Engineers have completed a key test in the development of NASA’s next generation spacesuit.
Collins, ILC Dover and Oceaneering are making the next-generation spacesuit for the International Space Station as part of NASA’s Exploration Extravehicular Activity Services (xEVAS), contract.
The next-generation suit is lighter and smaller than NASA’s current spacesuit. Its open architecture design will allow the suit to be easily modified as missions change or technology advances. The company has engaged with current and former astronauts to guide engineering and design choices.
The suit has recently passed the Crew Capability Assessment test, a key step in the design process which involves validating the suit performance in a manufactured zero-gravity environment onboard an aircraft.

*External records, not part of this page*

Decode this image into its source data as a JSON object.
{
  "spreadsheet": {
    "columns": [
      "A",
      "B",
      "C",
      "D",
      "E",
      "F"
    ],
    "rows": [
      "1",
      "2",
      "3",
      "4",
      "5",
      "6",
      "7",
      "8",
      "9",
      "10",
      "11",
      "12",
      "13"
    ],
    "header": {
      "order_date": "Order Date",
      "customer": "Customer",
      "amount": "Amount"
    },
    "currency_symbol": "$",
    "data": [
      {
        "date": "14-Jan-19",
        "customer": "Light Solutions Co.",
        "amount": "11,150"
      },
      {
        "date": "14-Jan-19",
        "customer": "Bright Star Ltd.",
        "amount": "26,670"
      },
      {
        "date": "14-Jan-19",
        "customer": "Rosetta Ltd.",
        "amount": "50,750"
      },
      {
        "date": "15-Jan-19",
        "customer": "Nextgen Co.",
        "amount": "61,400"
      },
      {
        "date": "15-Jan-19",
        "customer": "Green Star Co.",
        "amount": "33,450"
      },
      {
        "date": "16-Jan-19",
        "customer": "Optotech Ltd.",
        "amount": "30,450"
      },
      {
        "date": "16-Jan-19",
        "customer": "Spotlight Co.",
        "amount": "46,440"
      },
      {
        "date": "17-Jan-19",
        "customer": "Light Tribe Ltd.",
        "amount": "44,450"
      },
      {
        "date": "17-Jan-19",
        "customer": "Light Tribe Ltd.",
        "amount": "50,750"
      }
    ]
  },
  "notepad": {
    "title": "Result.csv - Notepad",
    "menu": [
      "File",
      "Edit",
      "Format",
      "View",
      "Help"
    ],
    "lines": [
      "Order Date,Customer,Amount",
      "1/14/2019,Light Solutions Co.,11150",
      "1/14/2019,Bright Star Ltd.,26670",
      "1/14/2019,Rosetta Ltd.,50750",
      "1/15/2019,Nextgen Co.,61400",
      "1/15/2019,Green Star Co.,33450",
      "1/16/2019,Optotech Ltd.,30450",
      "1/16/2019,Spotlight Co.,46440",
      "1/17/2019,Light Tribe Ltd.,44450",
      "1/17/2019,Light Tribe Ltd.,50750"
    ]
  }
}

During the test a series of demonstrations was performed by former NASA astronauts. The primary objectives of the flight test included the evaluation of the suit’s pressure garment system fit and functionality, the use of International Space Station tools and interfaces, and a performance review of the new Extravehicular Mobility Unit, or EMU, against the current design.
Peggy Guirgis, general manager of space systems for Collins Aerospace said, “The test allowed us to examine specific objectives of the design that can support a broad range of crew member sizes and crew tasks in a controlled environment.”
Rob Reed, president of space and engineered solutions at ILC Dover said, “Our pressure garment design leverages decades of innovation and experience to fit more astronauts than ever before, ensuring the safety and comfort of the next generation of space explorers.
“The successful test signals that we’re one step closer to sustaining human life in space with the most advanced spacesuit yet.”
The xEVAS suit will next be subjected to a thermal vacuum test and an underwater test to be held at NASA’s Neutral Buoyancy Lab in Texas, before a critical design review is done.